§ **TRY IT**
Using the listing below, work out how many lines include the word "more". Only the number is to be given.

-*-

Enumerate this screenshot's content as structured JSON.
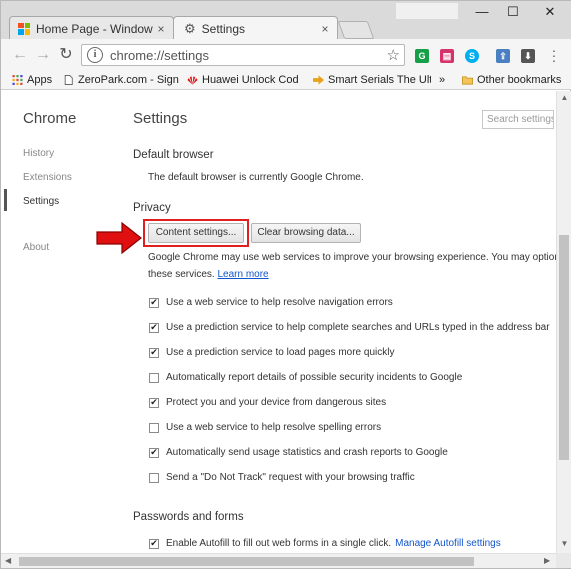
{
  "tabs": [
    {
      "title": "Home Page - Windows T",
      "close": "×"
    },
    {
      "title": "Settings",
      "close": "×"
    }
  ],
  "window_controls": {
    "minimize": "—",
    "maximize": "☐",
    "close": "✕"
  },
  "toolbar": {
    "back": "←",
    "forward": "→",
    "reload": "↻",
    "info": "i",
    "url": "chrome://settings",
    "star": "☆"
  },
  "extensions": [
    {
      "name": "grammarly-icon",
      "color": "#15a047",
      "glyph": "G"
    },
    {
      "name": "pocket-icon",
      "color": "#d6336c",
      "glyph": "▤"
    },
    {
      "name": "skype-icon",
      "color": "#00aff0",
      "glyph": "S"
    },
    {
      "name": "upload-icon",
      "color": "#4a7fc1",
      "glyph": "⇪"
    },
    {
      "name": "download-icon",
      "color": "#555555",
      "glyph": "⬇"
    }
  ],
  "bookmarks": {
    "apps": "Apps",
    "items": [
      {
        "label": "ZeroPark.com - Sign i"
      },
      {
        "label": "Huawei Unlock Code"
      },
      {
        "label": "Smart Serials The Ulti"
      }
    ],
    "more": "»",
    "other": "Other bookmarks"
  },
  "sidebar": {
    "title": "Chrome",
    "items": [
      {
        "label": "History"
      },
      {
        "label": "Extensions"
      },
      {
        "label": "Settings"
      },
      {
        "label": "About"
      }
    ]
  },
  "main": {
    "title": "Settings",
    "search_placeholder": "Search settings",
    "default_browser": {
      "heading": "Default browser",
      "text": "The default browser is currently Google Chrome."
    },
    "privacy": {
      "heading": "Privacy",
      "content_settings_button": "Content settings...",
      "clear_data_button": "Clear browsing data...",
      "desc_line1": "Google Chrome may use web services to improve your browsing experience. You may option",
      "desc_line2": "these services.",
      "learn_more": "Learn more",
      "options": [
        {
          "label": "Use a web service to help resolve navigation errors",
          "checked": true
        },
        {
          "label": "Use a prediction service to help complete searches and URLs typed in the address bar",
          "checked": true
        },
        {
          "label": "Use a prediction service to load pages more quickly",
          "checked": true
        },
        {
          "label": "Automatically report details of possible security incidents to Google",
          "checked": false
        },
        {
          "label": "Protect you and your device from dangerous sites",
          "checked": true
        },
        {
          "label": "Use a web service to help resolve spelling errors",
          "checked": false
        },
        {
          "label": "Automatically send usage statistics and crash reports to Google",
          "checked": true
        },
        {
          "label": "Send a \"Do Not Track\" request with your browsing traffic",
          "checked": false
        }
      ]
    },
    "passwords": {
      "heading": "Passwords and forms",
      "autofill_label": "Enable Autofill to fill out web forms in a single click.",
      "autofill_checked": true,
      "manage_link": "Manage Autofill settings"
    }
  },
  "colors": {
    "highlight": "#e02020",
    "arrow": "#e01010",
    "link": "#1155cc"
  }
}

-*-

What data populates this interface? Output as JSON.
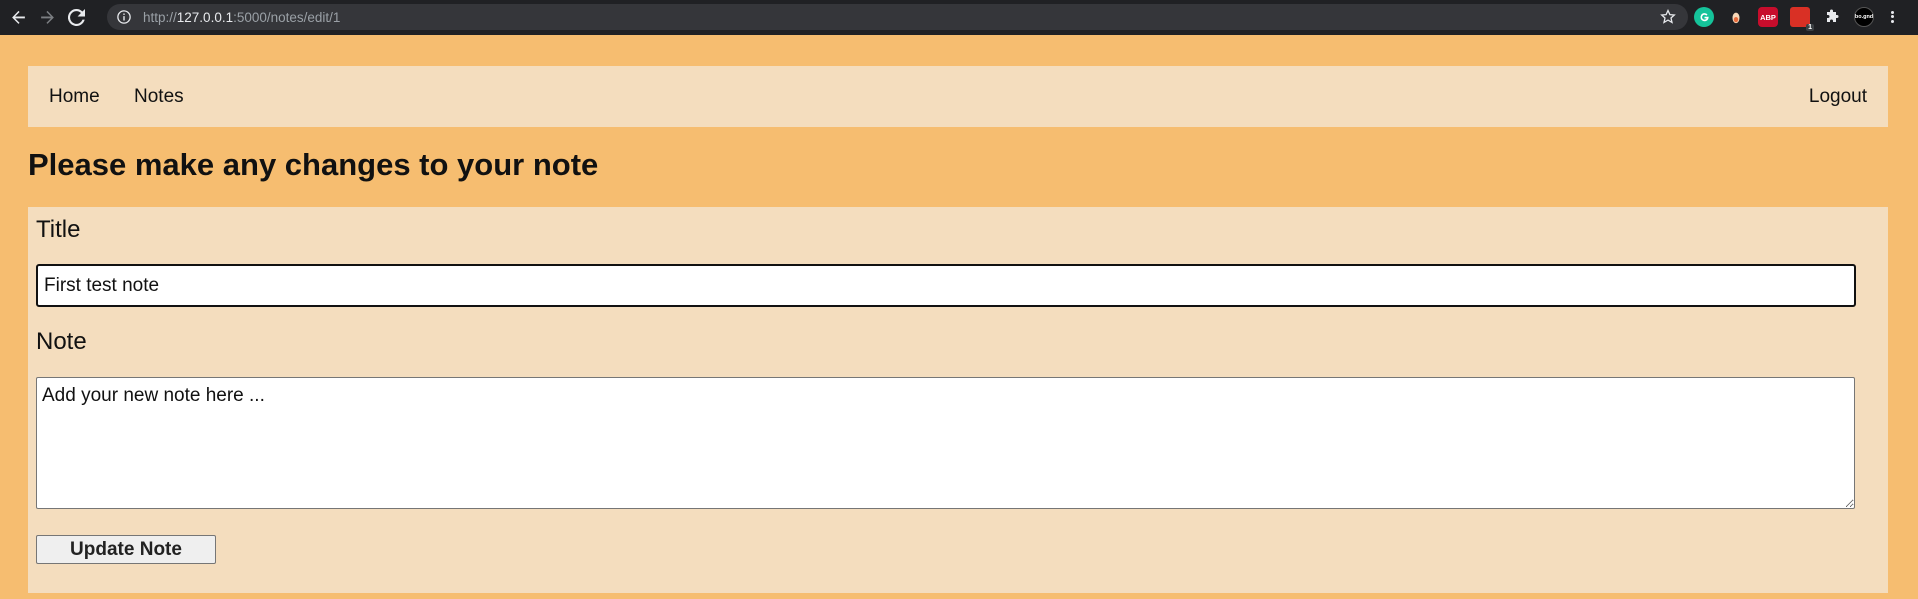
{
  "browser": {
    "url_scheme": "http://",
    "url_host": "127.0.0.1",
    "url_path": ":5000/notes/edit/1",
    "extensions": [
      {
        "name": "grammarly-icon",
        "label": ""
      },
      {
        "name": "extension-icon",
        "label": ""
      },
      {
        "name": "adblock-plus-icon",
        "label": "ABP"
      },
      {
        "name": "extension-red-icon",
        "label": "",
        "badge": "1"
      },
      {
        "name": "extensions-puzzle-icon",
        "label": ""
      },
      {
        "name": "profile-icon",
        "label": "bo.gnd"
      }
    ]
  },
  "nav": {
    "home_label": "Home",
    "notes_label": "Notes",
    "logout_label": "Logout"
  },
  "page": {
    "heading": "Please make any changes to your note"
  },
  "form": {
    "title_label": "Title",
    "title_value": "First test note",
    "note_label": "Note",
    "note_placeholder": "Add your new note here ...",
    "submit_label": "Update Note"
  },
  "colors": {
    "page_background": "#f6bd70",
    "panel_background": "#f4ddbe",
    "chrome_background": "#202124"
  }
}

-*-

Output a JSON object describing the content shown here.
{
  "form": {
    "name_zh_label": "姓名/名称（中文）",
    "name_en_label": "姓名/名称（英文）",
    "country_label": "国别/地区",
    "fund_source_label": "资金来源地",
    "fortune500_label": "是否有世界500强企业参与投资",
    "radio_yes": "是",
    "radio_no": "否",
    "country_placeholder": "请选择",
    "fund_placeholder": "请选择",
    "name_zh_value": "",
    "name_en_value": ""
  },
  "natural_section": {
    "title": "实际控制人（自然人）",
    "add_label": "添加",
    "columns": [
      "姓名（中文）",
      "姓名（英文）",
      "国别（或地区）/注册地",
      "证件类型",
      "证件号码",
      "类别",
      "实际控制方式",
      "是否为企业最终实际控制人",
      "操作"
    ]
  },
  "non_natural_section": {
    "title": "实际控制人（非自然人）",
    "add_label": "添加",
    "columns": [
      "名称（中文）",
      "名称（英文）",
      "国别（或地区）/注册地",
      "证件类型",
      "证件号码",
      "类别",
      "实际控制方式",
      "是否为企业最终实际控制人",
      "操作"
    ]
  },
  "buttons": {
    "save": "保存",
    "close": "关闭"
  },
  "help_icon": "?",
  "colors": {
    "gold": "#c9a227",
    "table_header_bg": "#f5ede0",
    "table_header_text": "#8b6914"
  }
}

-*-

§ **ANSWER FOR THIS EXERCISE**
3